Please do not expect to get consistent, reliable wireless internet service while at the retreat center. It is most advisable to leave your computer at home because of the retreat nature of the training, however we recognize that sometimes computer use is a necessity. Most cellular phones will work in this location. Again, however given the nature of the training there will be limited opportunities to use them, so informing those who may need to contact you of these limitations ahead of time will be helpful.
Is it possible to stay extra nights at the facility or arrive a day or two early?
The retreat center is often booked both right before and right after our training, so arriving early or staying an extra night or two after the retreat is over is not likely to be a possibility. You can of course arrange to stay at lodging near the retreat center if you would like to extend your stay. Contact us directly at firstname.lastname@example.org to make such arrangements.
What do I need to bring?
If it is at all possible, please bring a meditation cushion (zafu) and a yoga mat. We will have a few cushions but not enough to go around, so if you have one and can squeeze it into your luggage or bring it as a carry-on please consider doing so. It is always advisable to check the weather forecast prior to traveling, to help guide you in proper clothing choices.
The relatively remote location makes security a minor concern, but we do want people to know that with shared sleeping quarters and very limited availability of keys to lock rooms, we highly recommend leaving valuable items at home to reduce the possibility of anything being lost or stolen. Certainly some of us will have vehicles where such items can be secured if this is necessary.
What should I expect regarding the format of the training?
This training is taught in a retreat format, which means there is a great deal of mindfulness practice embedded in the training, and we want to reiterate that now so you are not surprised when you get here. The venue very much facilitates this format; we will will meet, eat and be housed in a relatively secluded area. There are no other large groups planned in the center that week so it should be relatively quiet and secluded. The rooms are clean and comfortable, but not by any means luxurious. and as you probably noted on the website, you will have a roommate. In most cases several of you will share a dorm-style bathroom nearby.
What should I read prior to arriving?
Check the “Schedule and Required Reading” page of the specific training you are registered to attend.
What if I require some special accommodations or have dietary restrictions?
While you are asked to note specific food restrictions on your registration application, if there are any additional food or medical concerns we should be aware of please let us know of these in advance so we may assist you.
Continuing Education Credit Fees
|Psychologists, Psychotherapists (LCSW, MFT, LPC), Substance Abuse Counselors||$75|
Partial payments are acceptable; however a non-refundable minimum deposit of $300 USD is due upon registration.
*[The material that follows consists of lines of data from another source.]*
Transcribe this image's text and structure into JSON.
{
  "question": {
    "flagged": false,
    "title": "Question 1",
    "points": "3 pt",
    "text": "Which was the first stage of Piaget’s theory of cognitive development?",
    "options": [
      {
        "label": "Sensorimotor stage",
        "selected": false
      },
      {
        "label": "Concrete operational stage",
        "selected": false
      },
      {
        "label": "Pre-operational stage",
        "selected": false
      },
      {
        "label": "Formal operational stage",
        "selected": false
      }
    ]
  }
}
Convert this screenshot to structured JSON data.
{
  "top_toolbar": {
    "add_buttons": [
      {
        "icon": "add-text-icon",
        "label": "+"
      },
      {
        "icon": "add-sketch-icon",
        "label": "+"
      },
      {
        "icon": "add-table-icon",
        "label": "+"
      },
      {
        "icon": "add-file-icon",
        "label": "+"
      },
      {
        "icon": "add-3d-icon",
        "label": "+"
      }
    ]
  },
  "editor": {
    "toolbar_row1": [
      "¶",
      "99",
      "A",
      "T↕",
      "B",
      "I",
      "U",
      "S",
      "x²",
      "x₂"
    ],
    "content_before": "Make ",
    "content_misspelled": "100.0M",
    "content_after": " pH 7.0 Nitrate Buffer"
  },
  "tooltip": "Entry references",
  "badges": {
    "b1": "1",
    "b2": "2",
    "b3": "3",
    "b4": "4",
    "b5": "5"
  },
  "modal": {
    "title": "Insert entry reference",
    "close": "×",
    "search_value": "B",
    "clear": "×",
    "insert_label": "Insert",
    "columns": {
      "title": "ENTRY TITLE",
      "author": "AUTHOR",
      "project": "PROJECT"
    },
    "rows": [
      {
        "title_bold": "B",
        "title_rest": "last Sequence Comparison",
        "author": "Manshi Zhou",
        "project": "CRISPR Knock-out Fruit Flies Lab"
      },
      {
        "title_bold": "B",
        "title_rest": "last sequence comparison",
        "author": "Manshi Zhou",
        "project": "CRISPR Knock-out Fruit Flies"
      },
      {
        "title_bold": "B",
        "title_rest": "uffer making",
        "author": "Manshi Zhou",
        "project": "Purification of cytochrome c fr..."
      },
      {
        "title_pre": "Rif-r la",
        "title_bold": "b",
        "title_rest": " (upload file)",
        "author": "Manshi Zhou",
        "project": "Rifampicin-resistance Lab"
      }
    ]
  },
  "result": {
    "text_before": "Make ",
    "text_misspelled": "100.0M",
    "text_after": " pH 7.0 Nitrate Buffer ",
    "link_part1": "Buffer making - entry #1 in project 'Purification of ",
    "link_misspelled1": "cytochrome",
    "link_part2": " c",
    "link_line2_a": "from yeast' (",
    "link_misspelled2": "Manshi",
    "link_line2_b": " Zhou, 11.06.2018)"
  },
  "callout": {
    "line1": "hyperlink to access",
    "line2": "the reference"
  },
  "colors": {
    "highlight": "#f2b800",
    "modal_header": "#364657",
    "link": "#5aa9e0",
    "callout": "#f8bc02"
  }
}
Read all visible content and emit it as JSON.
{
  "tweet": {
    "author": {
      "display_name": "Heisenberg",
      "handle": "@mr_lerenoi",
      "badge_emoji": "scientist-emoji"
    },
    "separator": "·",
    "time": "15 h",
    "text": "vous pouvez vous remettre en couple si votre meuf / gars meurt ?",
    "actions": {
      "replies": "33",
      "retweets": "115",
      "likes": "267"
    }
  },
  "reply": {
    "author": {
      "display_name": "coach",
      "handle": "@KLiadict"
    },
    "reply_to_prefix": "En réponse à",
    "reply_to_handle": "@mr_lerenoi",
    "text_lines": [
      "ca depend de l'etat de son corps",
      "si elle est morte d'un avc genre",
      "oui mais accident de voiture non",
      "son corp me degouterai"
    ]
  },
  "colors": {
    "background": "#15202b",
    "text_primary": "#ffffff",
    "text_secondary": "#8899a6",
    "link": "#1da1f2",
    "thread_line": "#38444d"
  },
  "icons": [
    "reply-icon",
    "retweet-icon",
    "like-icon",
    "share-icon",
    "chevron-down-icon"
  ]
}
Please be aware that the early-bird rate is available for all participants who register and pay their balance in full by the early-bird deadline (see registration information above). All early-bird rate participants who have a remaining balance on or after the early-bird deadline will have their fees automatically adjusted to the General Session Rate.
All remaining balances must be paid in full 30 days prior to the start of the training or your registration will be cancelled for non-payment and you will not be permitted to attend.
A refund (minus your $300 non-refundable deposit) will be made for cancellations submitted in writing 30 days prior to the training. No refunds will be allowed after that date.
In the unlikely event that the course is cancelled, UC San Diego Center for Mindfulness is responsible only for a full refund of the registration fee and not for transportation, hotel accommodations or any miscellaneous expenses.
During the registration process, you will be required to fill out an online application form. Should your qualifications not be accepted for admittance, a full refund will be granted.